complete with conky already running and two virtual desktops. A post-installation script also pops up in a terminal window. This will first update the software sources, then update installed packages, then help you install additional software to your new Crunchbang system. The script will prompt you to install printer support, java, the Zen (possibly unstable) kernel, OpenOffice.org, SSHS & FUSE, multi-session support, version control software,  SSH Server, LAMP stack,  and various dev packages. This version of Crunchbang comes with the following software installed by default:

Terminal:  Terminator
File Manager:  Thunar
Web Browser:  Chromium
Media Player:  VLC
Text Editor:  Gedit

Crunchbang is not for the Linux noob, not everything works by default, and some things require a little tinkering. It also has a very clean menu-less and icon-less desktop, which is pretty, but not very beginner-friendly. Right-clicking on the desktop does give you a nice, customizable menu. There is also a list of shortcuts displayed by conky, which is very helpful. Crunchbang with Openbox has a nice look to it, which definitely appeals to the desktop minimalist. The default installation is <2GB not including the post-installation script packages, which is pretty small compared to most standard distributions. There are some packages like vi, however, that aren't fully installed, which is kind of annoying. I ended up having to install the full versions of some software before the system was totally usable for me.

Overall, Crunchbang is as fast as it can be without sacrificing much functionality. It fully boots, from power button to desktop, in 28.7 seconds, which is very respectable. It's not as fast as the little guys, but it has much more functionality. It doesn't have all the bells and whistles of the big guys, but it's much faster. I would definitely recommend it for installation on a netbook, or something with a SSD. It's also well suited for a Laptop or Desktop installation. Give Crunchbang a try, I guarantee you won't be disappointed...

HowTo: CSS code boxes

The easiest way to create boxes for code in your website is to use CSS. This can be done by setting up your own custom element, or by defining the <pre> tag. I like to use the <pre> tag because it obeys spaces and line breaks. This is fine as long as you don't want to use the <pre> tag for anything other than code boxes. The CSS code I use to define the <pre> tag for this blog is as follows:

pre {

      border: solid 1px gray;

      font-size: 1.3 em;

      font-family: 'Courier New', Courier, monospace;

      color: #FFFFFF;

      margin: 10px;

      padding:10px;

      text-align: left;

      background-color: #000000;

      overflow-x: auto;

      white-space: pre-wrap;

      white-space: -moz-pre-wrap !important;

      word-wrap: break-word;

      white-space: normal;

}

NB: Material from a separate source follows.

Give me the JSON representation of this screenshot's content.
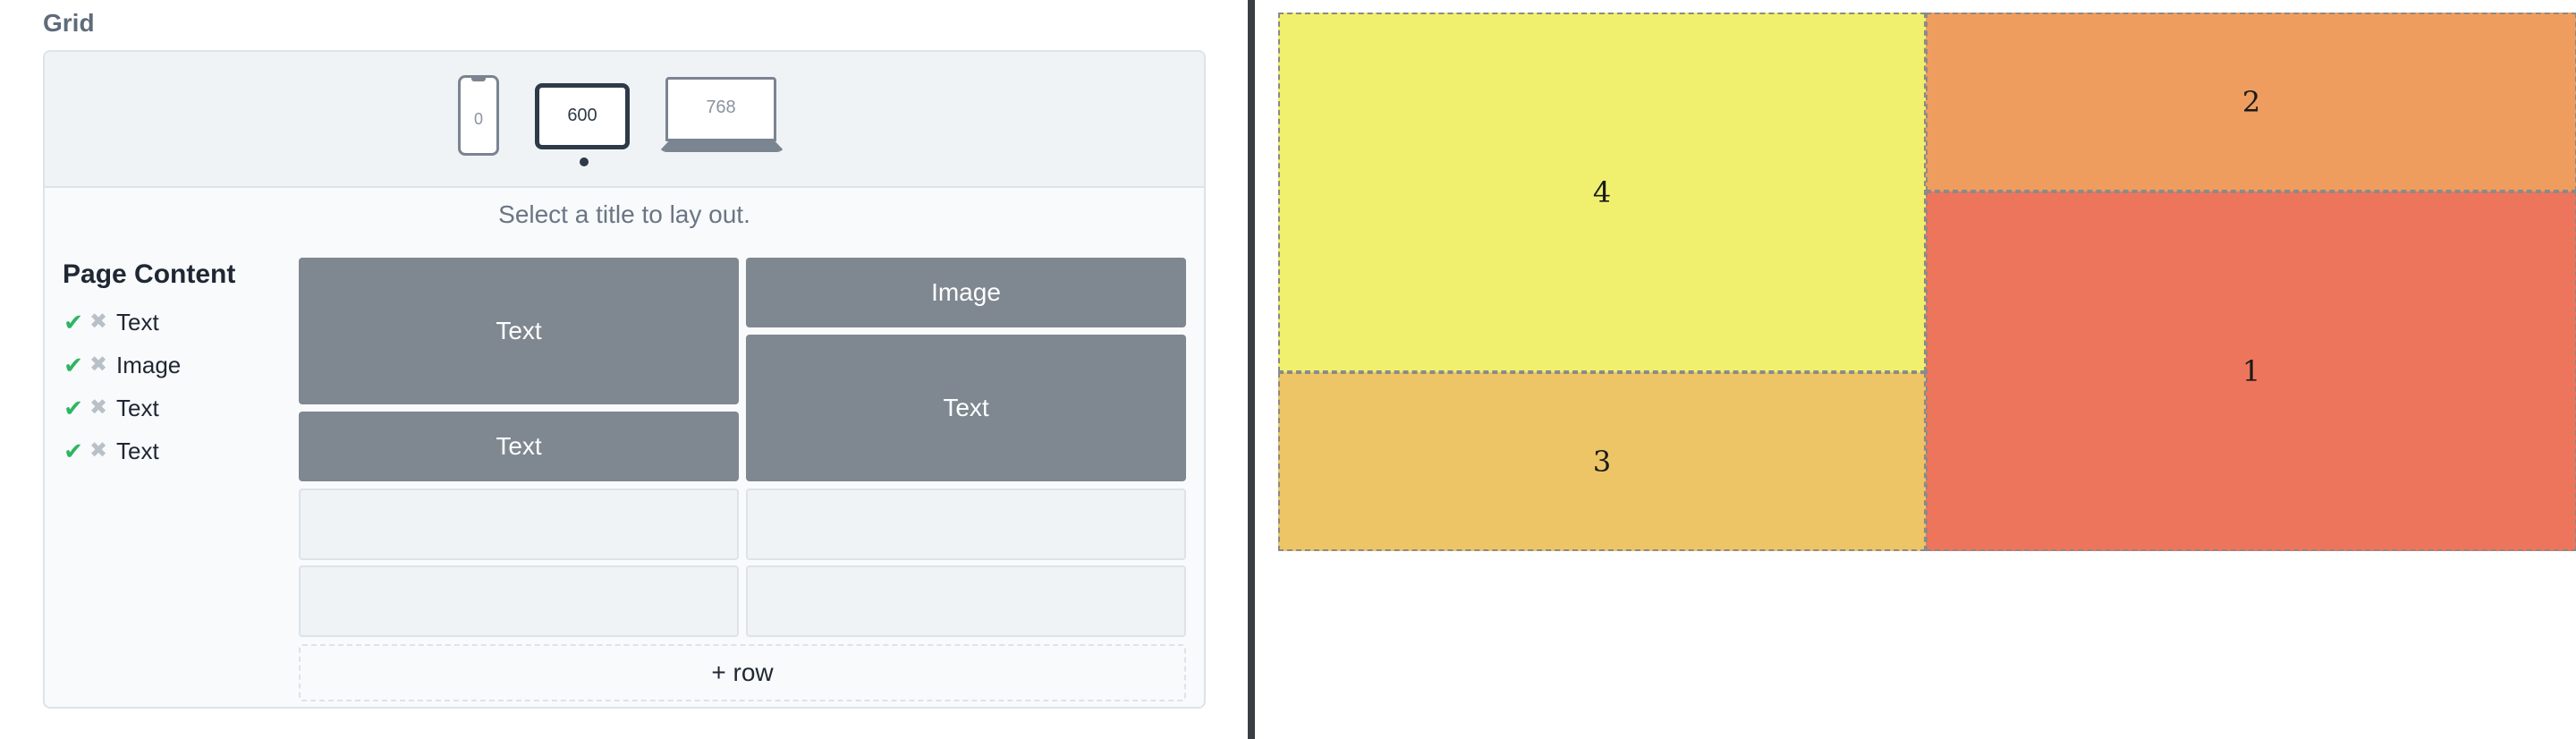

If you run a Blogger.com blog, you can easily add this bit of CSS to your template. From your dashboard click the "Design" tab, then "Template Designer." Then click the "Advanced" tab, and scroll all the way down to "Add CSS." Copy/paste this code (or your own modified version of it) into the box and then click "Apply to Blog." Now, whenever you want to insert code into a blog post, simply wrap it with <pre> and </pre> tags.

If you are wondering about the white-space and word-wrap entries, they are to ensure that word wrap is on for all browsers. I got them from here.